by Jenny Brown, Iguana Editor Emeritus
The feminist groups National Women’s Liberation and Redstockings have been getting lots of press—as far away as India—for vintage stickers they’re distributing that keep appearing on sexist ads in New York. Women are sick of being bombarded with advertisements that depict women only as sexual objects,” Erin Mahoney of National Women’s Liberation told The Huffington Post. “That use our bodies to sell products. That embolden men to disrespect us. That tell us we are not worthy unless we conform to unrealistic, sexist, racist, and unhealthy beauty standards.”
The campaign has its roots in some Gainesville history: During the founding years of the Women’s Liberation movement in the late 1960s, there was a close collaboration between Gainesville Women’s Liberation and Redstockings. The two groups started working together again in the 1980s to distribute the Redstockings Women’s Liberation Archives for Action.
Photo by Pete Self. Courtesy of National Women’s Liberation (NWL).
Stephanie Seguin (of National Women’s Liberation) testifies as Gainesville activists, led by NWL as part of a national “Week of Action,” put the morning-after pill on the shelf during a feminist flashmob at a local CVS on Friday, May 17th. Seguin told the crowd how much easier the pill is to get in her experience in France and England; over 60 countries currently make the pill available without age or other restrictions.

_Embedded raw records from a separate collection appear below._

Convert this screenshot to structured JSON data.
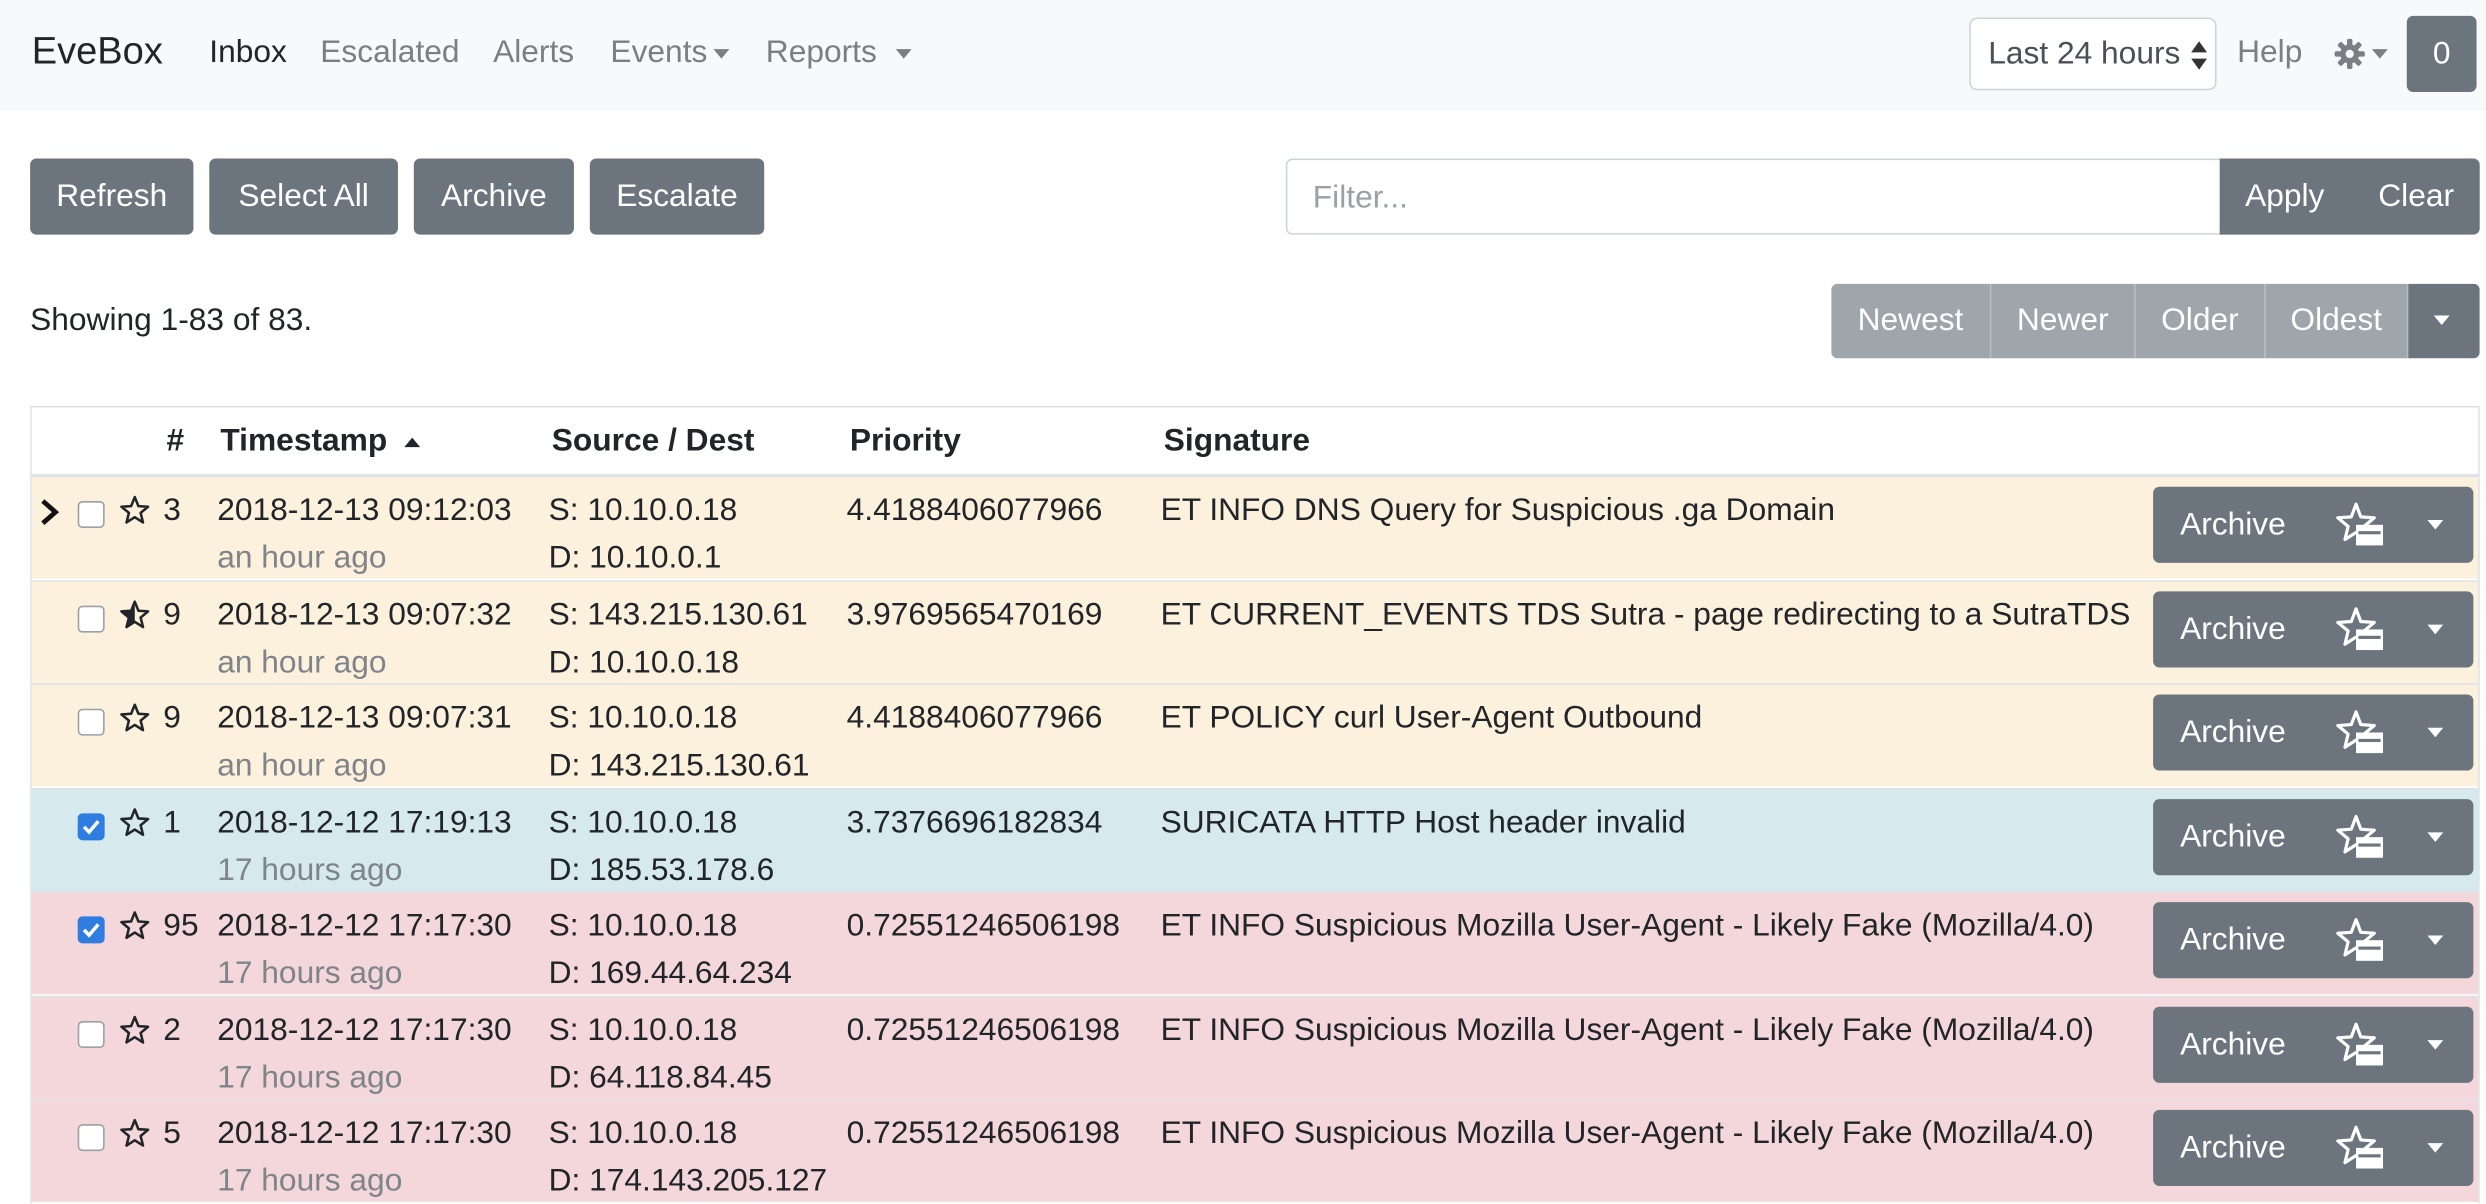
{
  "app": {
    "brand": "EveBox"
  },
  "nav": {
    "inbox": "Inbox",
    "escalated": "Escalated",
    "alerts": "Alerts",
    "events": "Events",
    "reports": "Reports",
    "time_range": "Last 24 hours",
    "help": "Help",
    "counter": "0"
  },
  "toolbar": {
    "refresh": "Refresh",
    "select_all": "Select All",
    "archive": "Archive",
    "escalate": "Escalate",
    "filter_placeholder": "Filter...",
    "apply": "Apply",
    "clear": "Clear"
  },
  "pagination": {
    "showing": "Showing 1-83 of 83.",
    "newest": "Newest",
    "newer": "Newer",
    "older": "Older",
    "oldest": "Oldest"
  },
  "table": {
    "columns": {
      "count": "#",
      "timestamp": "Timestamp",
      "source_dest": "Source / Dest",
      "priority": "Priority",
      "signature": "Signature"
    },
    "sort_indicator": "ascending",
    "row_action_label": "Archive",
    "rows": [
      {
        "count": "3",
        "timestamp": "2018-12-13 09:12:03",
        "ago": "an hour ago",
        "src": "S: 10.10.0.18",
        "dst": "D: 10.10.0.1",
        "priority": "4.4188406077966",
        "signature": "ET INFO DNS Query for Suspicious .ga Domain",
        "checked": false,
        "starred": "empty",
        "expanded_marker": true,
        "bg": "#fcf1dc"
      },
      {
        "count": "9",
        "timestamp": "2018-12-13 09:07:32",
        "ago": "an hour ago",
        "src": "S: 143.215.130.61",
        "dst": "D: 10.10.0.18",
        "priority": "3.9769565470169",
        "signature": "ET CURRENT_EVENTS TDS Sutra - page redirecting to a SutraTDS",
        "checked": false,
        "starred": "half",
        "expanded_marker": false,
        "bg": "#fcf1dc"
      },
      {
        "count": "9",
        "timestamp": "2018-12-13 09:07:31",
        "ago": "an hour ago",
        "src": "S: 10.10.0.18",
        "dst": "D: 143.215.130.61",
        "priority": "4.4188406077966",
        "signature": "ET POLICY curl User-Agent Outbound",
        "checked": false,
        "starred": "empty",
        "expanded_marker": false,
        "bg": "#fcf1dc"
      },
      {
        "count": "1",
        "timestamp": "2018-12-12 17:19:13",
        "ago": "17 hours ago",
        "src": "S: 10.10.0.18",
        "dst": "D: 185.53.178.6",
        "priority": "3.7376696182834",
        "signature": "SURICATA HTTP Host header invalid",
        "checked": true,
        "starred": "empty",
        "expanded_marker": false,
        "bg": "#d6e9ed"
      },
      {
        "count": "95",
        "timestamp": "2018-12-12 17:17:30",
        "ago": "17 hours ago",
        "src": "S: 10.10.0.18",
        "dst": "D: 169.44.64.234",
        "priority": "0.72551246506198",
        "signature": "ET INFO Suspicious Mozilla User-Agent - Likely Fake (Mozilla/4.0)",
        "checked": true,
        "starred": "empty",
        "expanded_marker": false,
        "bg": "#f4d7da"
      },
      {
        "count": "2",
        "timestamp": "2018-12-12 17:17:30",
        "ago": "17 hours ago",
        "src": "S: 10.10.0.18",
        "dst": "D: 64.118.84.45",
        "priority": "0.72551246506198",
        "signature": "ET INFO Suspicious Mozilla User-Agent - Likely Fake (Mozilla/4.0)",
        "checked": false,
        "starred": "empty",
        "expanded_marker": false,
        "bg": "#f4d7da"
      },
      {
        "count": "5",
        "timestamp": "2018-12-12 17:17:30",
        "ago": "17 hours ago",
        "src": "S: 10.10.0.18",
        "dst": "D: 174.143.205.127",
        "priority": "0.72551246506198",
        "signature": "ET INFO Suspicious Mozilla User-Agent - Likely Fake (Mozilla/4.0)",
        "checked": false,
        "starred": "empty",
        "expanded_marker": false,
        "bg": "#f4d7da"
      }
    ]
  },
  "colors": {
    "button": "#6c757d",
    "navbar": "#f8f9fa",
    "checkbox_on": "#2f7de1"
  },
  "icons": {
    "settings": "gear-icon",
    "row_star": "star-icon",
    "row_escalate": "star-archive-icon",
    "expand": "chevron-right-icon"
  }
}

NWL’s goal is to stir grassroots activism to pressure the Obama Administration to drop its appeal, which is blocking the April 5th federal court order to make the Morning-After Pill fully over-the-counter with no age restriction–just like aspirin. Flashmobs or banner drops were held during the week in a dozen cities across the U.S., in collaboration with Women Organized to Defend and Resist. See www.womensliberation.org.